To strive is to exert oneself vigorously or to try hard. When we strive for something, such as excellence or success, we are making strenuous efforts toward that goal. This verb emphasizes a tireless determination; after all, excellence and success are not easily attained. It also suggests a degree of strife, reflecting earlier, more outwardly oppositional uses of strive to mean “to rival,” “to compete,” and “to struggle vigorously, as in opposition or battle.”
If something is provided without a charge or payment, then it is free. If it is offered as a gift or courtesy, it is complimentary. Politeness is at the heart of this adjective, which also means “expressing a compliment, often one that is politely flattering.” Politeness or courtesy is also at the heart of the hospitality industry, where one is likely to encounter complimentary items, such as a complimentary breakfast or complimentary Wi-Fi. Forgoing a few syllables, a particularly lucky hotel guest might also experience a meal or service being comped, or provided free of charge.

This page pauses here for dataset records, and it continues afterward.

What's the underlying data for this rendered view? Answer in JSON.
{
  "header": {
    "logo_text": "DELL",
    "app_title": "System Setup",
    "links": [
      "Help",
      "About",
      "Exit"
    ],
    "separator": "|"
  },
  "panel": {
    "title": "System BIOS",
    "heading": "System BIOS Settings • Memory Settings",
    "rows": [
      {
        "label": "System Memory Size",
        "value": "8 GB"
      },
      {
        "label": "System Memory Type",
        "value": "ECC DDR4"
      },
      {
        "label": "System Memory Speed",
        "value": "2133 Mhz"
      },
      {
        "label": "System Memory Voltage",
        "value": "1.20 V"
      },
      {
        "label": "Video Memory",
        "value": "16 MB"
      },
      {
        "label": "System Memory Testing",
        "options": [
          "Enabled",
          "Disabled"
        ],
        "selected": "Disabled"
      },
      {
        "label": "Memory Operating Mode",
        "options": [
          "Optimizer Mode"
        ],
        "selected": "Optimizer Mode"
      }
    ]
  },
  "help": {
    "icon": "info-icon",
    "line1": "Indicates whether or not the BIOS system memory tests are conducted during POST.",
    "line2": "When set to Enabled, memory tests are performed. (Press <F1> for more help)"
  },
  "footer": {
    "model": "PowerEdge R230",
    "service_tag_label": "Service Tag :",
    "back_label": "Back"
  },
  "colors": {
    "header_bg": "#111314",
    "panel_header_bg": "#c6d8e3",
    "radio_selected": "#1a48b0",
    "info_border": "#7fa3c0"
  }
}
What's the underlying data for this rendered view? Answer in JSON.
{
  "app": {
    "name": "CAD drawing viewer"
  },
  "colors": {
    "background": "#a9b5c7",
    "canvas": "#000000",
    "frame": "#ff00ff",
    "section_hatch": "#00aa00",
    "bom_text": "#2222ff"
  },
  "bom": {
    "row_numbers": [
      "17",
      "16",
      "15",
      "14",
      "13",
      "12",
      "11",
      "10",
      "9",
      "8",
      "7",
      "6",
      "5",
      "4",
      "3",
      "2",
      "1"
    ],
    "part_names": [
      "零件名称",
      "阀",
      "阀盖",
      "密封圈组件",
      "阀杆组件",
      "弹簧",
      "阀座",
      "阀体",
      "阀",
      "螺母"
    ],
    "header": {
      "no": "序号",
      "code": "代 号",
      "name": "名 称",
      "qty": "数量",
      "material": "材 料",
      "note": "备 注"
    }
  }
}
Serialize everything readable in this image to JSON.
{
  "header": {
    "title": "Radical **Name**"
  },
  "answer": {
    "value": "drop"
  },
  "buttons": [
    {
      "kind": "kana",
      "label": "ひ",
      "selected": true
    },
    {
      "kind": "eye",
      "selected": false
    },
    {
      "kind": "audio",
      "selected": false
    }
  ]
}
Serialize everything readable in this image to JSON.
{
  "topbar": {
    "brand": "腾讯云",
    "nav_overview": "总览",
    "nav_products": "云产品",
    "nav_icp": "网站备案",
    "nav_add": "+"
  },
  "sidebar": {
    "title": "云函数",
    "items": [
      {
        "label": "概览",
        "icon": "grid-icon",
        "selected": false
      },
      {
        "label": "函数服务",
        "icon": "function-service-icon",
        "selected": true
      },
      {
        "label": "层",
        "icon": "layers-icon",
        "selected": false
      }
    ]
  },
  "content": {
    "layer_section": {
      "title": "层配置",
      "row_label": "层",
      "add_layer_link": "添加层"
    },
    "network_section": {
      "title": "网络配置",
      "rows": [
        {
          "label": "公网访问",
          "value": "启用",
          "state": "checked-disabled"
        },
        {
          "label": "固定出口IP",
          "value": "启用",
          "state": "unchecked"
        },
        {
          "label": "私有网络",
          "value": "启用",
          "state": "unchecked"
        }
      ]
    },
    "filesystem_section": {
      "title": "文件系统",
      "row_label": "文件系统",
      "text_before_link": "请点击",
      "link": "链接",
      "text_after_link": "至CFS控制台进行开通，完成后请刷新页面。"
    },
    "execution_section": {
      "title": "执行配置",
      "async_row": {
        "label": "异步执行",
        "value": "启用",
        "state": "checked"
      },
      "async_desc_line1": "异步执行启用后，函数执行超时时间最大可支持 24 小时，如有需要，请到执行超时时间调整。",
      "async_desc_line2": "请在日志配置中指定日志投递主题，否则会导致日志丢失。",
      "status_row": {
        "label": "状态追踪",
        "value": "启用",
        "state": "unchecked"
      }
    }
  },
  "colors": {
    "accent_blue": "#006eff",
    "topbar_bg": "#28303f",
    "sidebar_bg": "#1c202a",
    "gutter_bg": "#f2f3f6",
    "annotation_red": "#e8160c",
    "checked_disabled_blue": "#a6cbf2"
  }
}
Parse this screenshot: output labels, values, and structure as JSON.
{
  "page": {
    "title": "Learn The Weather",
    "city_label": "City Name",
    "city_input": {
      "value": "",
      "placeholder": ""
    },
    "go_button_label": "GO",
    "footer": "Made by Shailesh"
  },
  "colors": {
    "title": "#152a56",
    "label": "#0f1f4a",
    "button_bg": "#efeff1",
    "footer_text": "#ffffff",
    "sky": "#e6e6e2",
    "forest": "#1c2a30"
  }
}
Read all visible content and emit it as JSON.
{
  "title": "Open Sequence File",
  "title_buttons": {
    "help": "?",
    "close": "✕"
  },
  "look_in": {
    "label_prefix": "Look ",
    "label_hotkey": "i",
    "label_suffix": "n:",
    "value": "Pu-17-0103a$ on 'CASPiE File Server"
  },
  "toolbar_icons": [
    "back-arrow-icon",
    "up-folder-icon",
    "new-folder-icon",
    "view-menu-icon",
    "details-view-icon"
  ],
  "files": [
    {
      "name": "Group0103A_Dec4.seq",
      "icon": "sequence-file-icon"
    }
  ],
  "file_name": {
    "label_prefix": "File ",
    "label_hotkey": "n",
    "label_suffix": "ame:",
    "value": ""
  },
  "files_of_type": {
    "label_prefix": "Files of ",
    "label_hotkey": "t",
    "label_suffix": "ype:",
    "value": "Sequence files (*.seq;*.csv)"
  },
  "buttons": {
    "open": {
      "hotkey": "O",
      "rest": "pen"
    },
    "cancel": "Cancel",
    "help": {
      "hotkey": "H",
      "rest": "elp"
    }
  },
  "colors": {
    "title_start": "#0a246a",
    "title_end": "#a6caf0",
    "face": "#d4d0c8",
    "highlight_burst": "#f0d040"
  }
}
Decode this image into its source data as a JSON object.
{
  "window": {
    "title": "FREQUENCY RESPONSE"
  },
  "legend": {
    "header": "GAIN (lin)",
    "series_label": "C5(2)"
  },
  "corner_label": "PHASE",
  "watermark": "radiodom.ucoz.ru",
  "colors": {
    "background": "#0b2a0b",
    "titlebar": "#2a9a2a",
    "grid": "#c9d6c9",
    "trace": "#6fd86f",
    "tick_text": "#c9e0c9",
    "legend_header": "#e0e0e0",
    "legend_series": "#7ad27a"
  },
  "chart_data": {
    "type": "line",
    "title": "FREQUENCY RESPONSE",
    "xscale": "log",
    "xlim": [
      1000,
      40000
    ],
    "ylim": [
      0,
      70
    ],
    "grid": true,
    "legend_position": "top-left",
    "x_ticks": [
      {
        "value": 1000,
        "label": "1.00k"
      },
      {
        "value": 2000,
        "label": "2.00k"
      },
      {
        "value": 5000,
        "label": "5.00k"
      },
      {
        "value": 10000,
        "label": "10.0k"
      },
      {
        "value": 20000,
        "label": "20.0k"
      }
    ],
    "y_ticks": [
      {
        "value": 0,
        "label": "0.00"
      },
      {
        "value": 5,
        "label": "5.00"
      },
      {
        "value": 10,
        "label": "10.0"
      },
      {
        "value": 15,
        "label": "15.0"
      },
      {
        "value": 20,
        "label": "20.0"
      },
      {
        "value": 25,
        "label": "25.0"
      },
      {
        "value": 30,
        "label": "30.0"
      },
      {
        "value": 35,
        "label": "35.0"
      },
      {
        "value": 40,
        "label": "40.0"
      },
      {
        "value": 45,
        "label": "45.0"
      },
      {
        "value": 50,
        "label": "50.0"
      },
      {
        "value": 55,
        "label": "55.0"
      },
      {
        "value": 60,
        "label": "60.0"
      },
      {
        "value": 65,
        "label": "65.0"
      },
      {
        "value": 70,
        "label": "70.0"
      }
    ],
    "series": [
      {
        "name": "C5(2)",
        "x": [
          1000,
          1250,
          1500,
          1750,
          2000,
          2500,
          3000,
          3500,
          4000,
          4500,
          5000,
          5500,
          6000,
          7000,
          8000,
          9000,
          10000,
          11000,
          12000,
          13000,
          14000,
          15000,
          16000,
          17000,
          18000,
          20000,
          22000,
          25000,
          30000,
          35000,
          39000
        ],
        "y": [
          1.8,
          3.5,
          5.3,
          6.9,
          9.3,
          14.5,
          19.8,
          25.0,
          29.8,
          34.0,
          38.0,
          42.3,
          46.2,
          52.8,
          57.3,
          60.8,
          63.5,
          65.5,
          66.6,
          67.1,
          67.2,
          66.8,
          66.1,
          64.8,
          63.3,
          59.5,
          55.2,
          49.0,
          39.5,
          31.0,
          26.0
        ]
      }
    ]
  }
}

The verb finalize is close in meaning to the verb complete—both deal with finishing something. But complete is more likely to be used in discussion of tasks or steps, such as completing a job application or an essay for school. Finalize occurs more in discussion of protracted engagements, such as long business negotiations or a divorce. Note that finalize draws the ire of some stylists, along with other -ize verbs such as prioritize—so perhaps avoid this term in your next ode or sonnet! But rest assured, dear scribes, finalize is widely used in speech and writing.